Money Movements across the Globe – Causes and Consequences
Seminar"/>

Money Movements across the Globe – Causes and Consequences
Seminar

Money Movements across the Globe – Causes and Consequences

Since 1945 trade and investment between nations has expanded rapidly. Yet despite the high quality of its workforce, vast amounts of natural resources, and tremendous amounts of physical capital, the United States persistently buys more from other countries than it sells to them. Politicians periodically accuse other nations of manipulating exchange rates to favor their exports, while ignoring (or pretending to ignore) the fact that the value of the US Dollar, once convertible into gold, has eroded over time.

In this class Allen Smith charts the growth of global trade, explains its accounting, and studies the money flows between nations. Allen analyzes the structural changes that took place in the US monetary system and the impact of the purchasing power of the US Dollar on the US trade deficit.

We kindly ask students to do some research and come prepared to discuss these topics:

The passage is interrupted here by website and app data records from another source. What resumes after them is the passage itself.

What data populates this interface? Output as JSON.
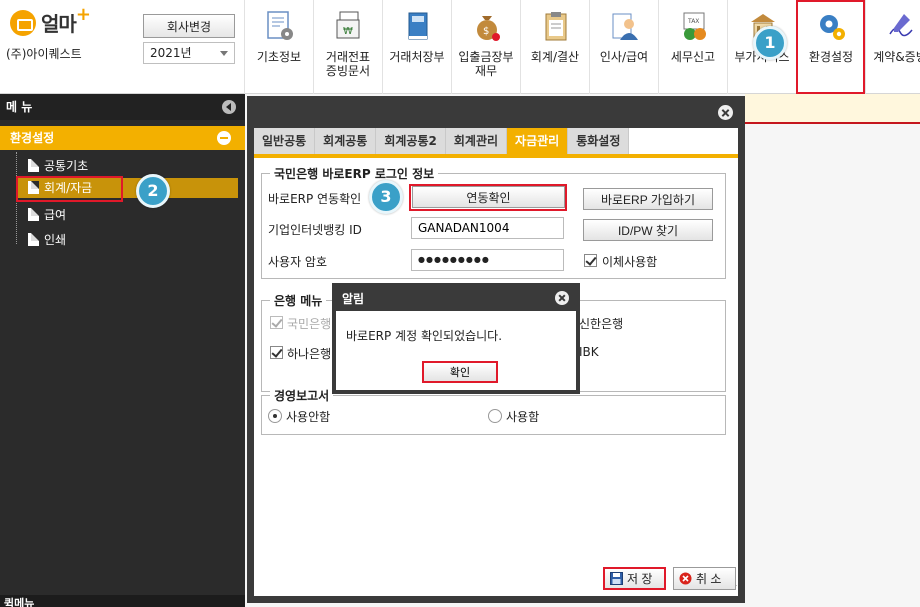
{
  "app": {
    "brand": "얼마",
    "company": "(주)아이퀘스트",
    "company_change_label": "회사변경",
    "year": "2021년"
  },
  "top_menu": [
    {
      "label": "기초정보",
      "icon": "settings-document-icon"
    },
    {
      "label": "거래전표\n증빙문서",
      "icon": "voucher-icon"
    },
    {
      "label": "거래처장부",
      "icon": "ledger-book-icon"
    },
    {
      "label": "입출금장부\n재무",
      "icon": "money-bag-icon"
    },
    {
      "label": "회계/결산",
      "icon": "clipboard-icon"
    },
    {
      "label": "인사/급여",
      "icon": "employee-icon"
    },
    {
      "label": "세무신고",
      "icon": "tax-icon"
    },
    {
      "label": "부가서비스",
      "icon": "building-icon"
    },
    {
      "label": "환경설정",
      "icon": "gears-icon"
    },
    {
      "label": "계약&증빙",
      "icon": "pen-signature-icon"
    }
  ],
  "sidebar": {
    "header": "메 뉴",
    "section": "환경설정",
    "items": [
      "공통기초",
      "회계/자금",
      "급여",
      "인쇄"
    ],
    "bottom": "퀵메뉴"
  },
  "badges": [
    "1",
    "2",
    "3"
  ],
  "dialog": {
    "tabs": [
      "일반공통",
      "회계공통",
      "회계공통2",
      "회계관리",
      "자금관리",
      "통화설정"
    ],
    "login_group": {
      "title": "국민은행 바로ERP 로그인 정보",
      "erp_link_label": "바로ERP 연동확인",
      "link_check_button": "연동확인",
      "join_button": "바로ERP 가입하기",
      "banking_id_label": "기업인터넷뱅킹 ID",
      "banking_id_value": "GANADAN1004",
      "find_idpw_button": "ID/PW 찾기",
      "password_label": "사용자 암호",
      "password_value": "●●●●●●●●●",
      "transfer_label": "이체사용함"
    },
    "bank_menu_group": {
      "title": "은행 메뉴",
      "kb_label": "국민은행",
      "shinhan_label": "신한은행",
      "hana_label": "하나은행",
      "ibk_label": "IBK"
    },
    "report_group": {
      "title": "경영보고서",
      "opt_off": "사용안함",
      "opt_on": "사용함"
    },
    "save_button": "저 장",
    "cancel_button": "취 소"
  },
  "alert": {
    "title": "알림",
    "message": "바로ERP 계정 확인되었습니다.",
    "ok_button": "확인"
  }
}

  • January 29: The Foreign Exchange Market—What are consequences of floating exchange rates?
  • February 5: Do Trade Deficits Matter?
  • February 12: US Dollar as World Reserve Currency—For how much longer? What are consequences if this changes?

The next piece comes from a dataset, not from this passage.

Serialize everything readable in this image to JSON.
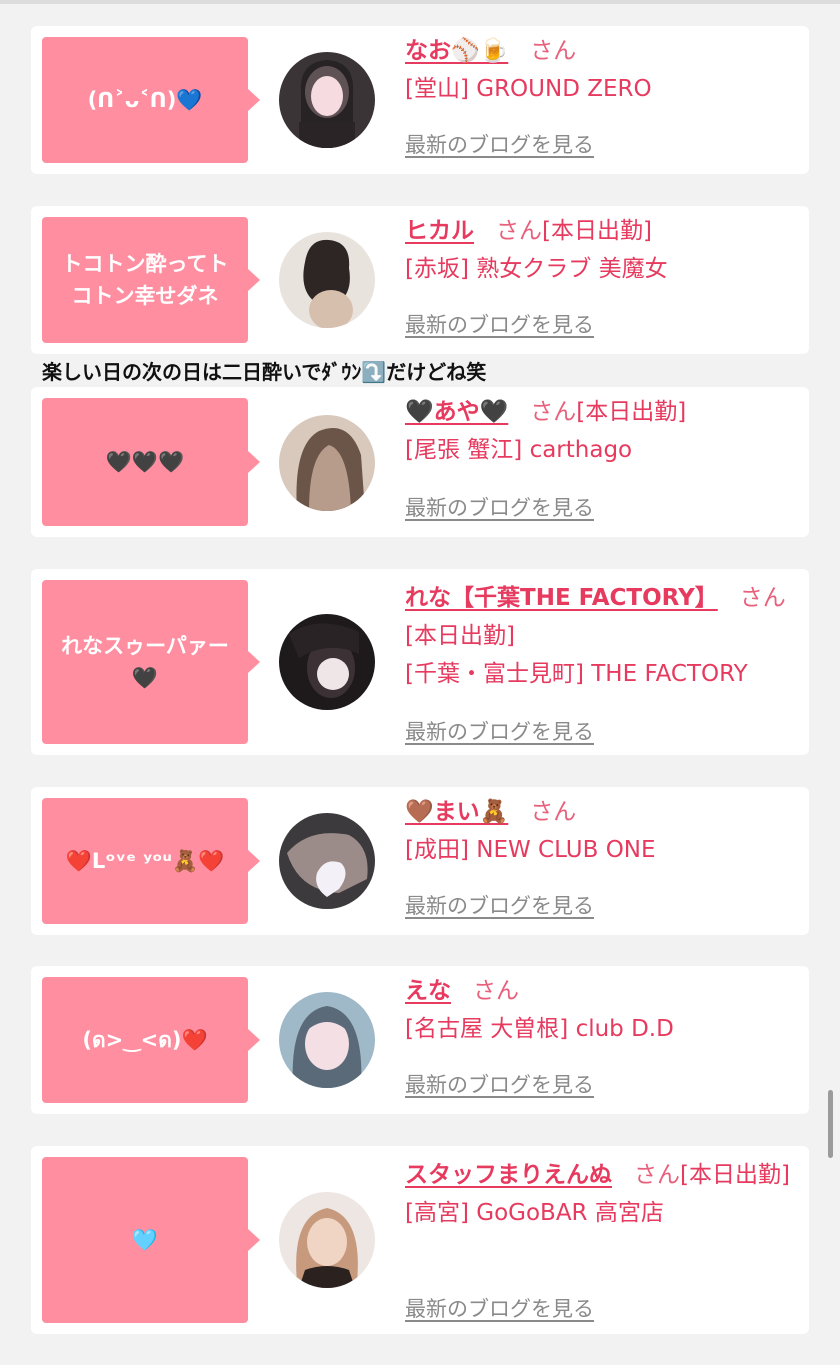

Note: This seminar is open to all, but priority will be given to students who have taken the course on Money and Banking.

Related upcoming events

  • 2022-07-11 6:30 pm - 2022-07-11 8:00 pm

    COULD LAND VALUE TAX BE THE ACHILLES HEEL OF CORPORATE RULE?

    Join us for a panel discussion on how grass-root organized resistance can hold corporate power in check.

    What happens when a multi-billion dollar transnational corporation faces organized resistance from residents in the city where it operates a major oil refinery? Richmond, California is a working class, lower income city, populated by majority people of color, and has been home to Chevron’s biggest refinery for over 100 years. For decades, the corporation used its ample financial resources to capture local government and regulatory agencies, allowing it to pollute surrounding neighborhoods while minimizing its tax payments. Marilyn Langlois will tell us how coordinated grassroots efforts by the Richmond Progressive Alliance and allied organizations have propelled people power in promoting health, fair taxation and democracy for their community. This will be followed by Joshua Vincent’s take on efforts by Chevron to undermine the movement for land value taxation in Philadelphia and what would have been needed to overcome them.

    Speakers:

    Marilyn Langlois is a member of TRANSCEND, an international network for peace through education, and guest editorialist for Transcend Media Service. She is also a community organizer and solidarity activist in Richmond, California.

    Joshua Vincent joined the Center for the Study of Economics (CSE) as Associate Director in 1993 and has served as Executive Director since 1997. At CSE, he has worked as a consultant to over 75 municipalities, counties, NGOs, and national governments. He has testified as an expert witness on the impact of land taxation, from the municipal level up to state legislatures in Texas, Connecticut, Maryland, Indiana and Ohio. Since 2000, Vincent and CSE have conducted over 50 land tax impact studies for cities all over the US.

    Discussant:

    Alanna Hartzok is transpersonal psychotherapist and a Tax Shift Projects Admin, twice US Congressional Candidate (Democrat and Green Parties), and author of The Earth Belongs to Everyone (Radical Middle Book Award). She was instrumental in the passage of tax reform legislations in Pennsylvania and administers the International Union for Land Value Taxation.

    Note: This is an online event. Access information will be made available after registration.

    Date: Mon, July 11, 2022
    Time: 6:30 PM – 8:00 PM EDT

    REGISTER NOW

    A link to join the online webinar will be provided via email before the start of the session.